Knee: distal femur (supracondylar) fractures

Distal femur fractures are severe knee injuries that threaten the viability of the limb.

When the fractures are not displaced, nonsurgical treatment may be an option.

Most supracondylar femur fractures are treated with surgery in order to decrease the odds of deformity and stiffness.

How is the surgery done?

Most distal femur fractures are treated by plating the fracture laterally. The approach is safe, fairly routine, but the incision can be very large.

The broken fragments of bone are realigned by placing traction on the foot, and by using various clamps and temporary wires. The plate is then placed adjacent to the fracture, and screws are placed above and below the fracture.

For certain fracture patterns, it may be possible to reduce and stabilize the condyles with several screws, and then to stabilize the reconstructed condyle block to the shaft with an intramedullary nail.

What is the recovery like?
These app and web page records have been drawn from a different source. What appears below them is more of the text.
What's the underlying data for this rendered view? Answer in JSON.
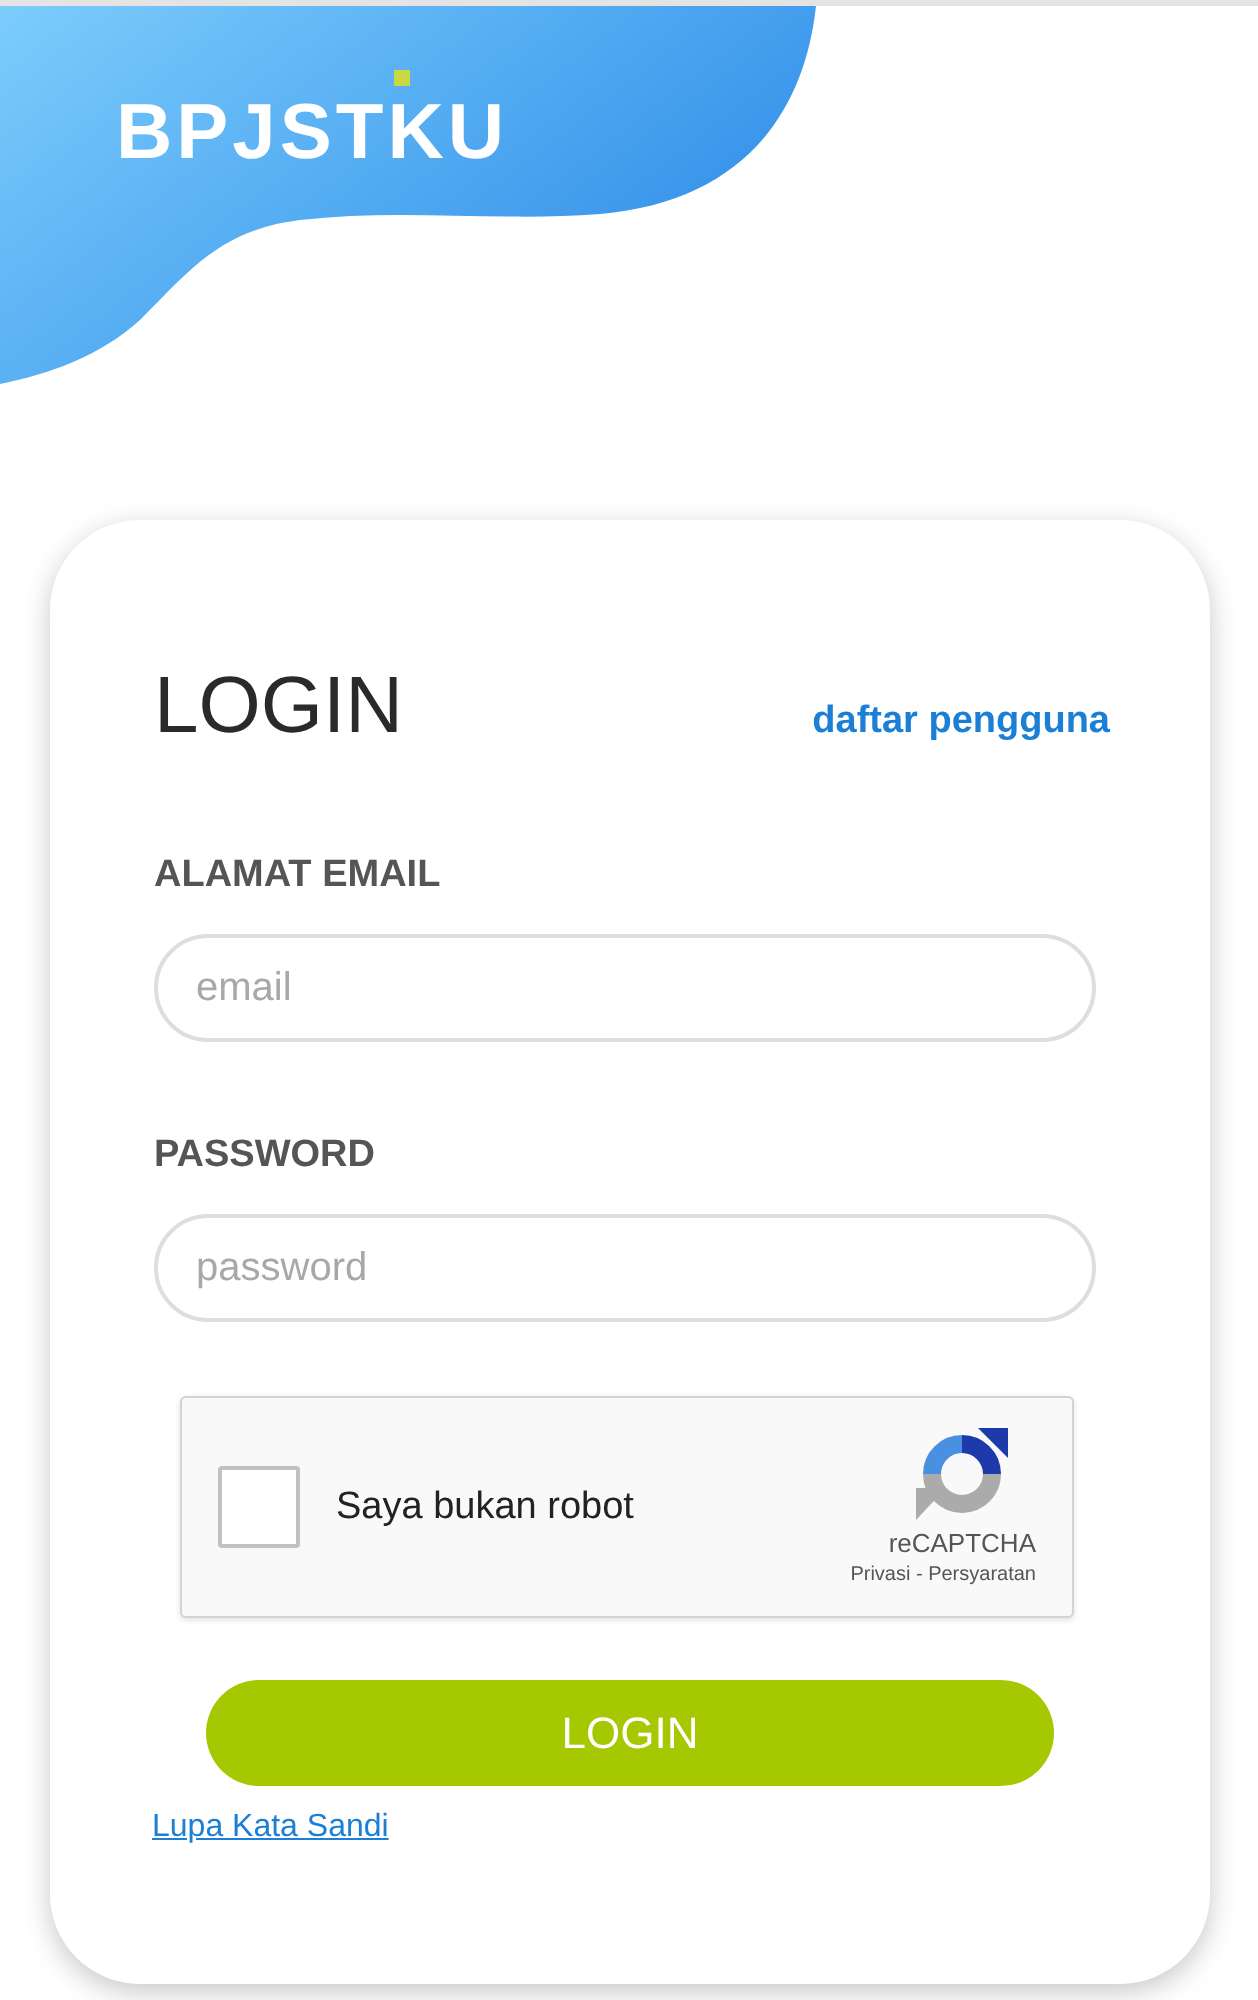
{
  "logo": {
    "text": "BPJSTKU"
  },
  "login_card": {
    "title": "LOGIN",
    "register_link": "daftar pengguna",
    "fields": [
      {
        "label": "ALAMAT EMAIL",
        "placeholder": "email"
      },
      {
        "label": "PASSWORD",
        "placeholder": "password"
      }
    ],
    "recaptcha": {
      "label": "Saya bukan robot",
      "checked": false,
      "brand": "reCAPTCHA",
      "links": "Privasi - Persyaratan"
    },
    "submit_button": "LOGIN",
    "forgot_password_link": "Lupa Kata Sandi"
  }
}
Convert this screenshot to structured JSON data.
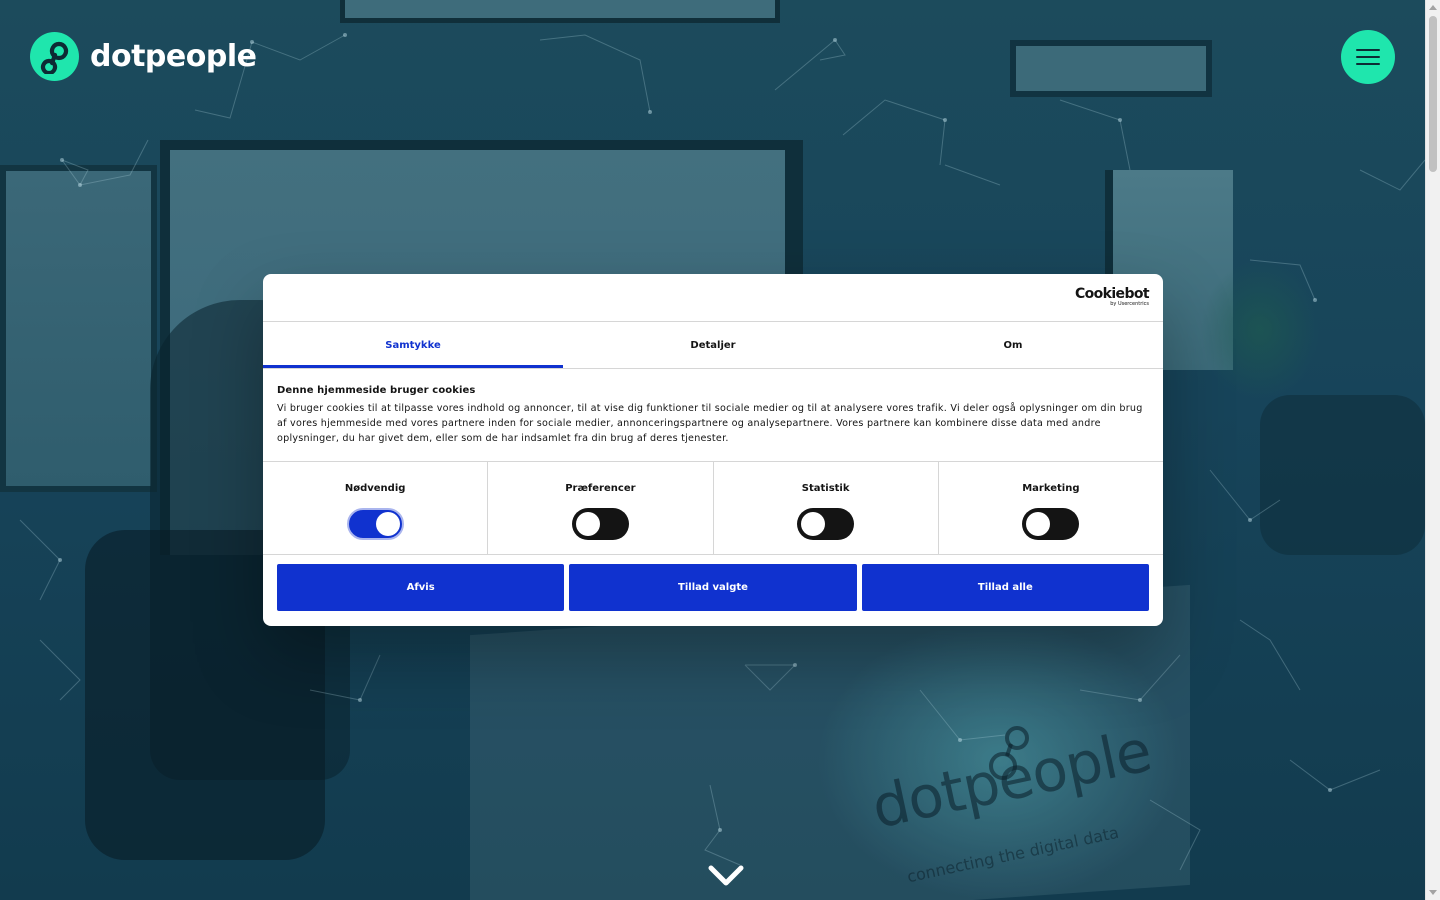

  1. The surgery marks the beginning of the healing, not the end. In the best case scenario, this type of fracture may preliminarily heal in about 2 months. Typically the time required is longer. Full healing takes 1 year.
  2. The plate and screws are not able to support anybody's weight and may fail or break or loosen. It is important to remember that it is always a race between the bone healing and the hardware failing.
  3. Patient must protect the injured knee for a minimum of 2 months. Crutches, walker, or wheelchair may be necessary in order to avoid bearing weight while the fracture heals.
  4. Physical therapy with passive and active-assisted range of motion is necessary immediately, in order to avoid excessive stiffness.
  5. Staples are removed 2 weeks after surgery. Follow up xrays are done in 2 weeks, 4 weeks, 8 weeks, 4 months, and 1 year.

What are the risks of surgery?

  1. As with any other surgery, there is a risk of sudden death, heart attack, stroke, etc.
  2. Risk of infection: the risk of infection is approximately 1%.
  3. As with other fracture surgeries, there is a risk of malunion, nonunion, hardware breakage, and therefore possible repeat surgery
  4. Blood clots, DVT, and PE deserve a special mention.
  5. The knee is also prone to stiffness after this type of injury.

Case study

This was an intraarticular OTA C3 closed fracture. The entire articular surface is involved. Notice the presence of three condylar lines in the lateral view. Since a knee only has two condyles, this finding indicates a split in the sagital plane of one of them.

The extent of comminution can best be appreciated by looking at the CT slices. The CT confirms the sagital plane fracture of one of the condyles (the medial condyle in the left of the axial section).

Standard lateral approach was carried out, anterior to the intermuscular septum, followed by painstaking reconstruction of the distal femoral articular surface. The condylar reconstructed fragment was held together intraoperatively with multiple K-wires, which were then removed after insertion of the permanent implants.

These are xrays done after the surgery, with alignment restored.

Physical therapy was immediate and vigorous, albeit without allowing weight bearing.

Following are xrays done at 3 months after surgery. There is some loss of alignment, but the patient was pain free, bearing weight, and motion of the knee was fluid, despite his preexisting arthritic disease.

Additional degenerative changes are possible, and his arthritis may worsen in the future. A knee replacement may be necessary. However goals of treatment of the fracture have been achieved: namely a pain-free, stable knee with good alignment.